And now the news media, which uses socials media as its assignment editor, is reporting on Trump supporters talking about a rigged election. This is the idea which has now been inserted into the national narrative: the process has been tainted, the election now has a pall of illegitimacy surrounding it, you can’t trust the institution. All of these ideas simply weren’t there in any significant way until very recently (hell, I remember the idea of electronic voting machines being hackable was considered a lefty fringe thing a few years ago). Now we have real people like this guy in Cincinnati saying Hillary Clinton “needs to be taken out if she gets in the government” and, “if I have to be a patriot, I will.” Secretaries of State around the country, including Tennessee’s own Trey Hargett — a Republican! — must deny the “rigged” claims.

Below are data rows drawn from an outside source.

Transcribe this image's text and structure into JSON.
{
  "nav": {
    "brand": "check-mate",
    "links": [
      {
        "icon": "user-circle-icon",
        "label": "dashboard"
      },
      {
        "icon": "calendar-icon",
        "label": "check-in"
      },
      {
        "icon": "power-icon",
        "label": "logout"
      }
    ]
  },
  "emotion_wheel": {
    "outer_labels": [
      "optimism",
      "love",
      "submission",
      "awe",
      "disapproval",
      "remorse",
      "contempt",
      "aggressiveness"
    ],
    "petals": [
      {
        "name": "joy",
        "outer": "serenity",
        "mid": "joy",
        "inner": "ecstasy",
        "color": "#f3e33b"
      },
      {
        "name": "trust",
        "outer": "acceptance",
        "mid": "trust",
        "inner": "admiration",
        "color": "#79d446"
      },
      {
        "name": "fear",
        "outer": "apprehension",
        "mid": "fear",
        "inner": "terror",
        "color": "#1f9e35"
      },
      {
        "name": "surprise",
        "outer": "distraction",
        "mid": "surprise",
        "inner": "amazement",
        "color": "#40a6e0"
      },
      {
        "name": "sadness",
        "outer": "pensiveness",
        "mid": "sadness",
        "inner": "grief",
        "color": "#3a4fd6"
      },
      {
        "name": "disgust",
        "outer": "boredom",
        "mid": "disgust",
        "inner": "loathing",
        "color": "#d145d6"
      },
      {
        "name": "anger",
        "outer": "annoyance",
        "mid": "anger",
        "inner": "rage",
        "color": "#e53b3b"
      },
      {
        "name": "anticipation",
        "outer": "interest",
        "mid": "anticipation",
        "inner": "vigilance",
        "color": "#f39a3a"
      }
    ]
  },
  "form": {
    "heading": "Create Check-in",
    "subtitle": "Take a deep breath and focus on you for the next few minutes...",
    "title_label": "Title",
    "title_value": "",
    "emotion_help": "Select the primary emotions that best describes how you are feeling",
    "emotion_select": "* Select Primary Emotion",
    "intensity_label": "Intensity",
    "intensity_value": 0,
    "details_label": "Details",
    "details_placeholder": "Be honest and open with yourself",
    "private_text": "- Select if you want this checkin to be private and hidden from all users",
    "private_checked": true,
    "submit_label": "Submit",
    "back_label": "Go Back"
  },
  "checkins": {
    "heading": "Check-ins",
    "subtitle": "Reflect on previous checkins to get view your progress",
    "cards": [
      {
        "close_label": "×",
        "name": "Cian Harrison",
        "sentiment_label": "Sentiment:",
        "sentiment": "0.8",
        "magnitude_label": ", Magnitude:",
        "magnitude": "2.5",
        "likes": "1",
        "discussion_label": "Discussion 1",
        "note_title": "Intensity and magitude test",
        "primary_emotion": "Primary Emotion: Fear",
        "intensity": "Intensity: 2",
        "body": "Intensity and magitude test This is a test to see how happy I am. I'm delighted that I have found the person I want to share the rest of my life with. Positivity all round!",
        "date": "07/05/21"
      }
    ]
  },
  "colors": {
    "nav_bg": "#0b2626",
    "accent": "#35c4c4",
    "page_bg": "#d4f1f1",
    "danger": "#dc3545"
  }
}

We now have the news cycle driven by the “rigged election” meme. This is allowed to happen because our political news coverage is almost entirely driven by process stories, with very little time or effort devoted to substance. So the political press can report on the “rigged” story and whose campaign it’s most likely to hurt and what the longterm impacts of such a claim might be, etc. etc. But has anyone bothered to ask if any actual vote rigging has occurred? I read on Twitter that all across the country, “illegal immigrants” are voting and dead people are voting. It’s happening everywhere, you guys! I know ‘cuz I saw it on Facebook!
Except it’s not happening. It’s not even real. Absent any evidence of actual “rigging,” all of this seems to have been cooked up in Donald Trump’s tiny little brain. It’s “not real,” but now Secretaries of State all around the country must prove a negative. And it’s not the first time Trump’s done this, either. Carey Wedler at theAntiMedia.org wrote about Trump’s Twitter fakery during the primary. It’s a fascinating read, all the more interesting because the person who figured it out is an anti-Trump conservative activist. As Wedler wrote then:
Compared to planting pundits and making threats, using fake Twitter followers may seem benign, but the intention remains the same as more extreme forms of media manipulation: to force narratives on the public in the hopes of amassing power and influence.
So, next time a meme picks up steam in the public discourse, it may help to play our little game of “real, or not real?” Where did it originate — before Jake Tapper and Chris Cilizza and Lou Dobbs started talking about it? Was it cooked up in a campaign kitchen and delivered to the public by a bunch of fake bots? If so then it’s not real, you guys.